Fan screenings begin at 2 p.m. on game day. Fans will enter heated welcome pavilions at MetLife Stadium, where they can expect to encounter walk-through metal detectors, X-ray machines, K-9 dogs and pat-down searches. They are encouraged to arrive early to avoid delays and to speed up stadium entrance.

Shockingly, MetLife Stadium points out that hotel rooms remain available. You don't say.

Transparent bag rule
NFL

This multi-square-mile, prison-style lockdown must be in response to dastardly threats, right? Nope. "As of this time there are no threats directed against this event that we're aware of," New York City Police Commissioner William J. Bratton said just yesterday. This is all just in case.

So…does any of this actually make anybody safer?

Don't count on it.

TSA checkpoints at airports are rightly mocked for providing security theater—lots of show with no improved safety. The Department of Homeland Security's Inspector General, the Government Accountability Office, and private researchers have all called out the TSA for its failure to assess the validity of any of its procedures and its general uselessness. A 2007 review of TSA methods published in the British Medical Journal found "no comprehensive studies that evaluated the effectiveness of x ray screening of passengers or hand luggage, screening with metal detectors, or screening to detect explosives."

"One might wonder if the Transportation Security Administration has found the right balance between safety and convenience with its notoriously burdensome airport screening procedures," notes the New York Times editorial board.

But that TSA model of checkpoints, hardened perimeters, and lots of creepy scrutiny has grown in vogue after attacks at public events like the Boston Bombing, no matter that it's a lousy model to begin with. After the Boston tragedy, security expert Bruce Schneier told Reason, "The most dangerous part of any airplane flight, movie-theater outing, or marathon run is still the drive to and from the venue. By far. Terrorism almost never happens, and we shouldn't let the media's endless replaying of the details fool our brains into over-magnifying the threat."
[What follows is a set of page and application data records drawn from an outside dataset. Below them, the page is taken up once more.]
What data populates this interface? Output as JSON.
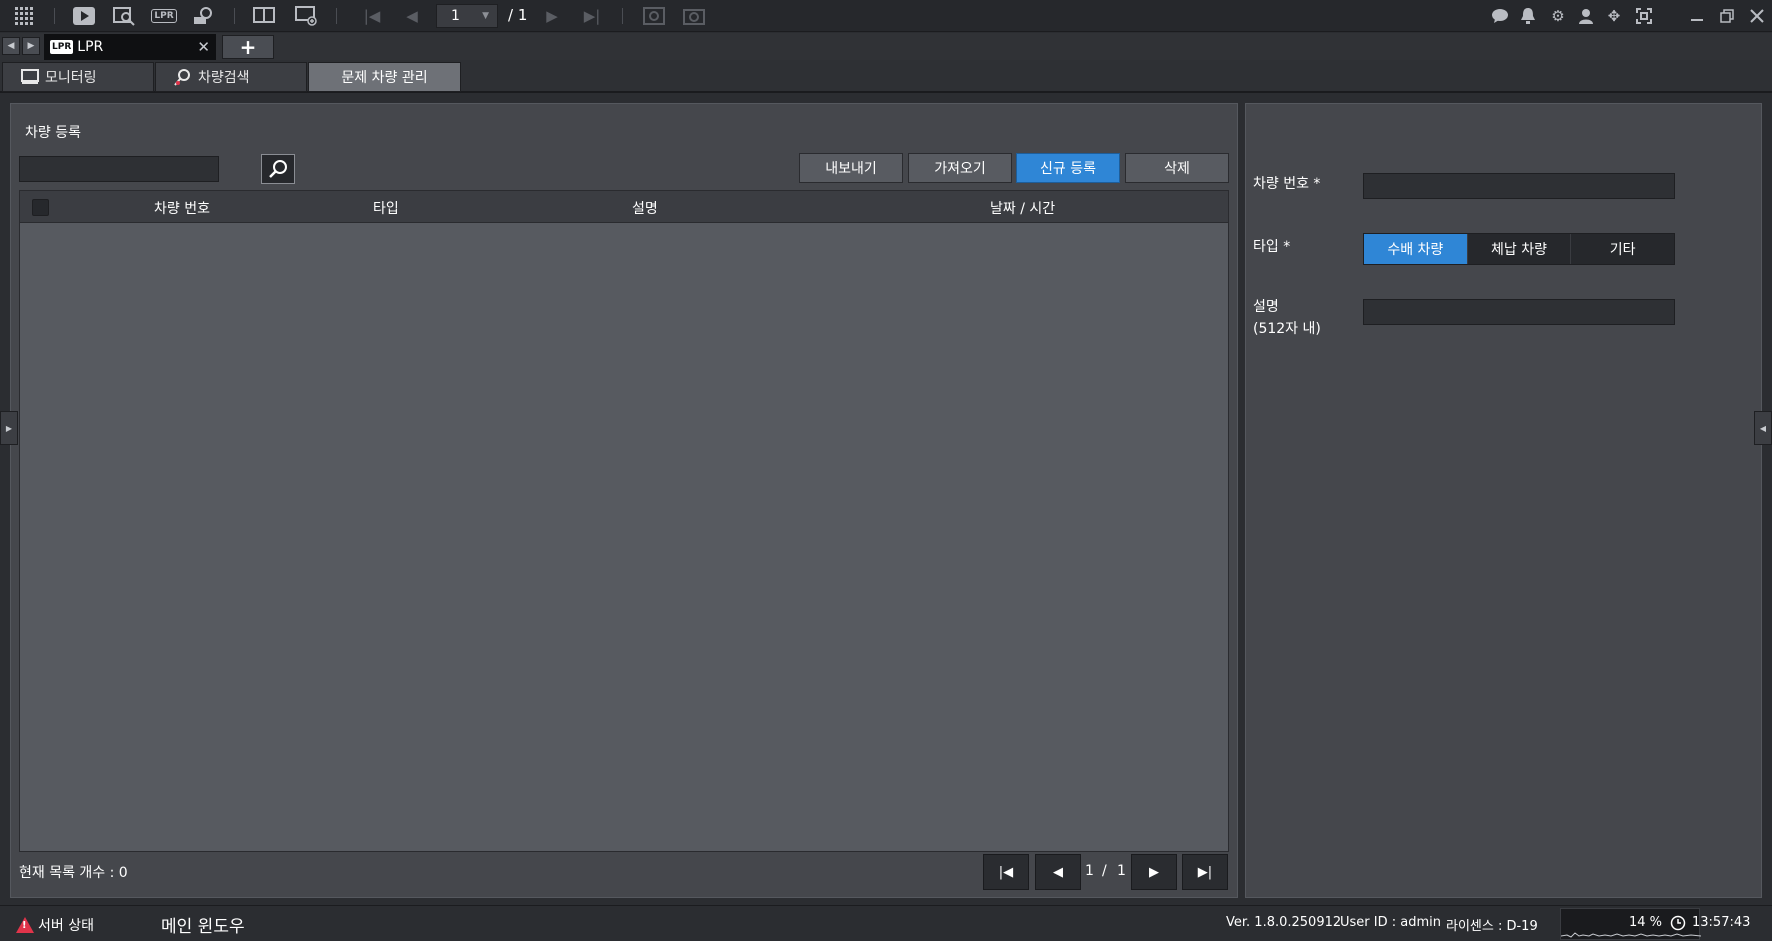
{
  "toolbar": {
    "page_current": "1",
    "page_total": "/ 1",
    "icons_left": [
      "grid-icon",
      "play-icon",
      "playback-search-icon",
      "lpr-icon",
      "camera-search-icon",
      "layout-icon",
      "add-display-icon"
    ],
    "icons_right": [
      "chat-icon",
      "alert-icon",
      "settings-icon",
      "user-icon",
      "move-icon",
      "fullscreen-icon",
      "minimize-icon",
      "restore-icon",
      "close-window-icon"
    ]
  },
  "tabs": {
    "lpr_logo": "LPR",
    "lpr_label": "LPR",
    "add_label": "+"
  },
  "subtabs": {
    "monitoring": "모니터링",
    "vehicle_search": "차량검색",
    "problem_vehicle": "문제 차량 관리"
  },
  "left": {
    "title": "차량 등록",
    "buttons": {
      "export": "내보내기",
      "import": "가져오기",
      "register": "신규 등록",
      "delete": "삭제"
    },
    "table": {
      "headers": {
        "plate": "차량 번호",
        "type": "타입",
        "desc": "설명",
        "datetime": "날짜 / 시간"
      },
      "rows": []
    },
    "count_text": "현재 목록 개수 : 0",
    "pagination": {
      "current": "1",
      "sep": "/",
      "total": "1"
    }
  },
  "right": {
    "plate_label": "차량 번호 *",
    "type_label": "타입 *",
    "type_options": [
      "수배 차량",
      "체납 차량",
      "기타"
    ],
    "type_selected": "수배 차량",
    "desc_label": "설명",
    "desc_hint": "(512자 내)"
  },
  "status": {
    "server_status": "서버 상태",
    "window_name": "메인 윈도우",
    "version": "Ver. 1.8.0.250912",
    "user": "User ID : admin",
    "license": "라이센스 : D-19",
    "cpu": "14 %",
    "time": "13:57:43"
  },
  "colors": {
    "accent": "#2f86d6",
    "warning": "#e0344a"
  }
}
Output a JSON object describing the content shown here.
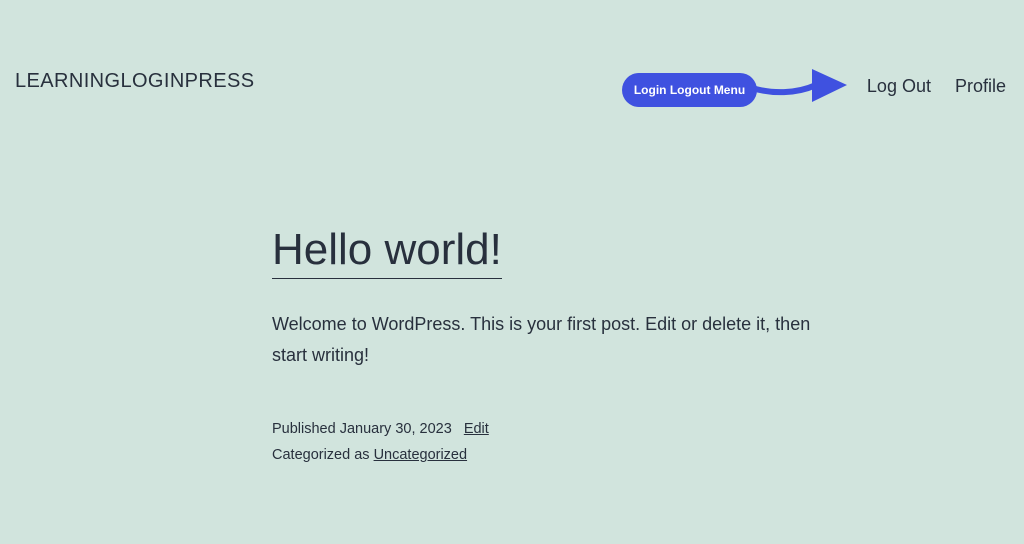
{
  "site": {
    "title": "LEARNINGLOGINPRESS"
  },
  "annotation": {
    "label": "Login Logout Menu",
    "color": "#3f51e0"
  },
  "nav": {
    "items": [
      {
        "label": "Log Out"
      },
      {
        "label": "Profile"
      }
    ]
  },
  "post": {
    "title": "Hello world!",
    "content": "Welcome to WordPress. This is your first post. Edit or delete it, then start writing!",
    "meta": {
      "published_prefix": "Published",
      "published_date": "January 30, 2023",
      "edit_label": "Edit",
      "categorized_prefix": "Categorized as",
      "category": "Uncategorized"
    }
  },
  "colors": {
    "background": "#d1e4dd",
    "text": "#28303d"
  }
}
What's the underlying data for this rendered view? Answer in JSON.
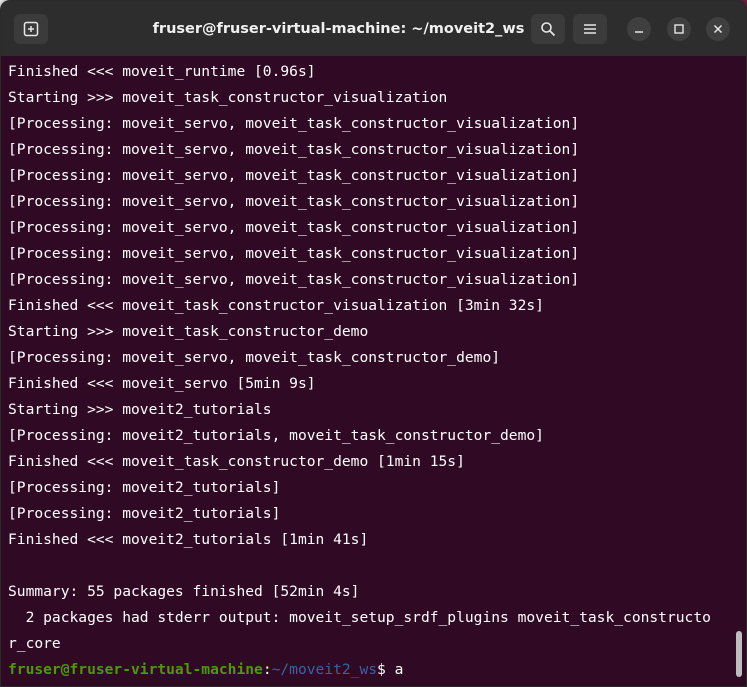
{
  "window": {
    "title": "fruser@fruser-virtual-machine: ~/moveit2_ws"
  },
  "icons": {
    "new_tab": "new-tab-icon",
    "search": "search-icon",
    "menu": "hamburger-menu-icon",
    "minimize": "minimize-icon",
    "maximize": "maximize-icon",
    "close": "close-icon"
  },
  "terminal": {
    "lines": [
      "Finished <<< moveit_runtime [0.96s]",
      "Starting >>> moveit_task_constructor_visualization",
      "[Processing: moveit_servo, moveit_task_constructor_visualization]",
      "[Processing: moveit_servo, moveit_task_constructor_visualization]",
      "[Processing: moveit_servo, moveit_task_constructor_visualization]",
      "[Processing: moveit_servo, moveit_task_constructor_visualization]",
      "[Processing: moveit_servo, moveit_task_constructor_visualization]",
      "[Processing: moveit_servo, moveit_task_constructor_visualization]",
      "[Processing: moveit_servo, moveit_task_constructor_visualization]",
      "Finished <<< moveit_task_constructor_visualization [3min 32s]",
      "Starting >>> moveit_task_constructor_demo",
      "[Processing: moveit_servo, moveit_task_constructor_demo]",
      "Finished <<< moveit_servo [5min 9s]",
      "Starting >>> moveit2_tutorials",
      "[Processing: moveit2_tutorials, moveit_task_constructor_demo]",
      "Finished <<< moveit_task_constructor_demo [1min 15s]",
      "[Processing: moveit2_tutorials]",
      "[Processing: moveit2_tutorials]",
      "Finished <<< moveit2_tutorials [1min 41s]",
      "",
      "Summary: 55 packages finished [52min 4s]",
      "  2 packages had stderr output: moveit_setup_srdf_plugins moveit_task_constructo",
      "r_core"
    ],
    "prompt": {
      "user_host": "fruser@fruser-virtual-machine",
      "separator": ":",
      "path": "~/moveit2_ws",
      "symbol": "$ ",
      "input": "a"
    }
  },
  "colors": {
    "terminal_bg": "#300a24",
    "titlebar_bg": "#2d2d2d",
    "prompt_user": "#4e9a06",
    "prompt_path": "#3465a4"
  }
}
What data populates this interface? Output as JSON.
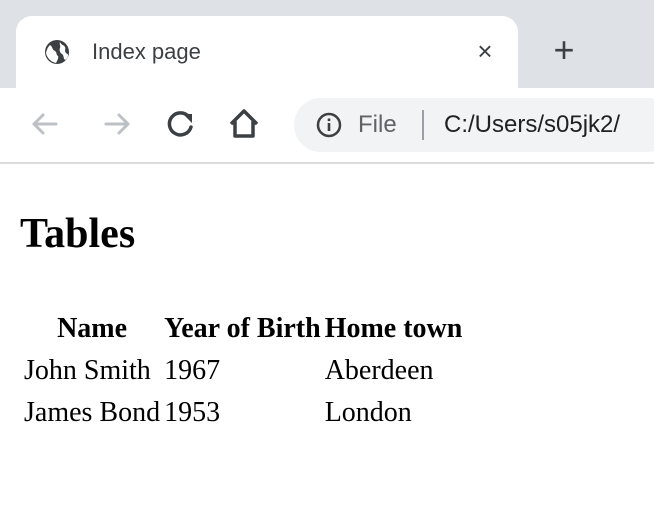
{
  "browser": {
    "tab": {
      "title": "Index page",
      "close_glyph": "×"
    },
    "new_tab_glyph": "+",
    "address_bar": {
      "scheme_label": "File",
      "url": "C:/Users/s05jk2/",
      "info_icon": "info-icon"
    },
    "nav_icons": [
      "back-arrow-icon",
      "forward-arrow-icon",
      "reload-icon",
      "home-icon"
    ]
  },
  "page": {
    "heading": "Tables",
    "table": {
      "headers": [
        "Name",
        "Year of Birth",
        "Home town"
      ],
      "rows": [
        [
          "John Smith",
          "1967",
          "Aberdeen"
        ],
        [
          "James Bond",
          "1953",
          "London"
        ]
      ]
    }
  }
}
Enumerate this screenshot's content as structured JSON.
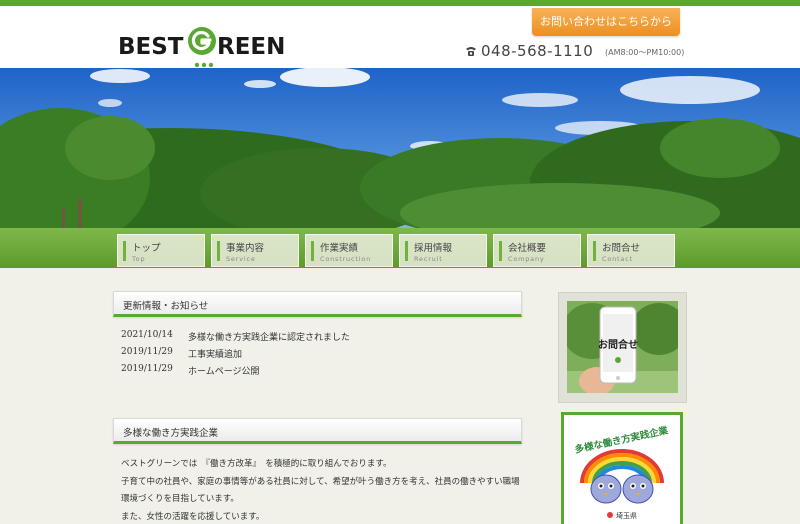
{
  "brand": {
    "logo_part1": "BEST",
    "logo_part2": "REEN",
    "accent": "#5aa832",
    "cta_color": "#ef9a2a"
  },
  "header": {
    "cta_label": "お問い合わせはこちらから",
    "phone_number": "048-568-1110",
    "phone_hours": "(AM8:00〜PM10:00)",
    "phone_icon": "telephone-icon"
  },
  "nav": {
    "items": [
      {
        "label": "トップ",
        "sub": "Top"
      },
      {
        "label": "事業内容",
        "sub": "Service"
      },
      {
        "label": "作業実績",
        "sub": "Construction"
      },
      {
        "label": "採用情報",
        "sub": "Recruit"
      },
      {
        "label": "会社概要",
        "sub": "Company"
      },
      {
        "label": "お問合せ",
        "sub": "Contact"
      }
    ]
  },
  "news": {
    "heading": "更新情報・お知らせ",
    "items": [
      {
        "date": "2021/10/14",
        "title": "多様な働き方実践企業に認定されました"
      },
      {
        "date": "2019/11/29",
        "title": "工事実績追加"
      },
      {
        "date": "2019/11/29",
        "title": "ホームページ公開"
      }
    ]
  },
  "diversity": {
    "heading": "多様な働き方実践企業",
    "lines": [
      "ベストグリーンでは　『働き方改革』　を積極的に取り組んでおります。",
      "子育て中の社員や、家庭の事情等がある社員に対して、希望が叶う働き方を考え、社員の働きやすい職場",
      "環境づくりを目指しています。",
      "また、女性の活躍を応援しています。"
    ]
  },
  "sidebar": {
    "contact_banner_text": "お問合せ",
    "badge_text": "多様な働き方実践企業",
    "badge_org": "埼玉県"
  }
}
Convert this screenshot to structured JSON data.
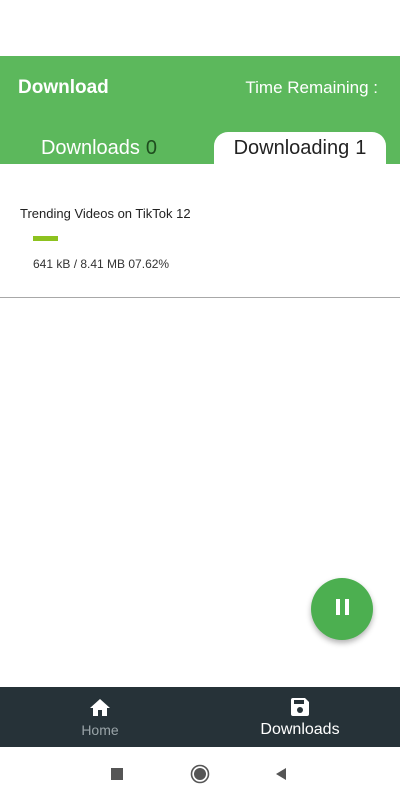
{
  "header": {
    "title": "Download",
    "time_remaining_label": "Time Remaining :"
  },
  "tabs": [
    {
      "label": "Downloads",
      "count": "0",
      "selected": false
    },
    {
      "label": "Downloading",
      "count": "1",
      "selected": true
    }
  ],
  "downloads": [
    {
      "title": "Trending Videos on TikTok 12",
      "size_text": "641 kB / 8.41 MB 07.62%",
      "progress": 0.0762
    }
  ],
  "fab": {
    "icon": "pause-icon"
  },
  "bottom_nav": {
    "items": [
      {
        "label": "Home",
        "icon": "home-icon",
        "active": false
      },
      {
        "label": "Downloads",
        "icon": "save-icon",
        "active": true
      }
    ]
  },
  "system_nav": {
    "buttons": [
      "recents-square-icon",
      "home-circle-icon",
      "back-triangle-icon"
    ]
  },
  "colors": {
    "primary": "#5cb85c",
    "fab": "#4caf50",
    "progress": "#8dc21f",
    "bottom_nav": "#263238"
  }
}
Unleashing cops and surveillance on a street fair miles from a popular football game is only marginally nuttier and more pointless than doing the same at the game itself. If street fairs are considered public events worthy of high-security responses, where do you draw the line? Can you draw a line?

After a September 2013 terrorist attack at a shopping mall in Nairobi, Kenya, Interpol Secretary General Ronald Noble pointed out that security requires a choice between creating hardened perimeters around every possible target in their endless number, or leaving people to respond to situations as they happen and provide for their own defense. The truth is, he pointed out, "you can't have armed police forces everywhere."

Looking at the failure of security at the Nairobi mall, Noble asked, "'Where would you have wanted to be? In a city where there was gun control and no citizens armed if you're in a Westgate mall, or in a place like Denver or Texas?" Noble, who was Undersecretary for Enforcement of the United States Department of the Treasury before he took the Interpol job, strongly suggested that letting people take responsibility for their own safety—specifically, he referred to "armed citizenry"—made more sense than what we're now seeing at the Super Bowl.

It also, incidentally, might also allow for a game that's more enjoyable to attend, and less like visiting a politician in prison.

But the United States, one of the few nations in the world that generally respects its citizens' right to defend themselves, is the scene of massive security theater around Super Bowl XLVIII, echoing similar, if lower-key, build-ups at other public events in the post-9/11 world. If the U.S. won't step away from the intrusive and ultimately pointless security measures sucking the joy from public gatherings, where will the trend end?

Once you're deploying surveillance cameras and an "amazing arsenal of security initiatives" for themed street fairs, you're only a step away from making that part of daily life.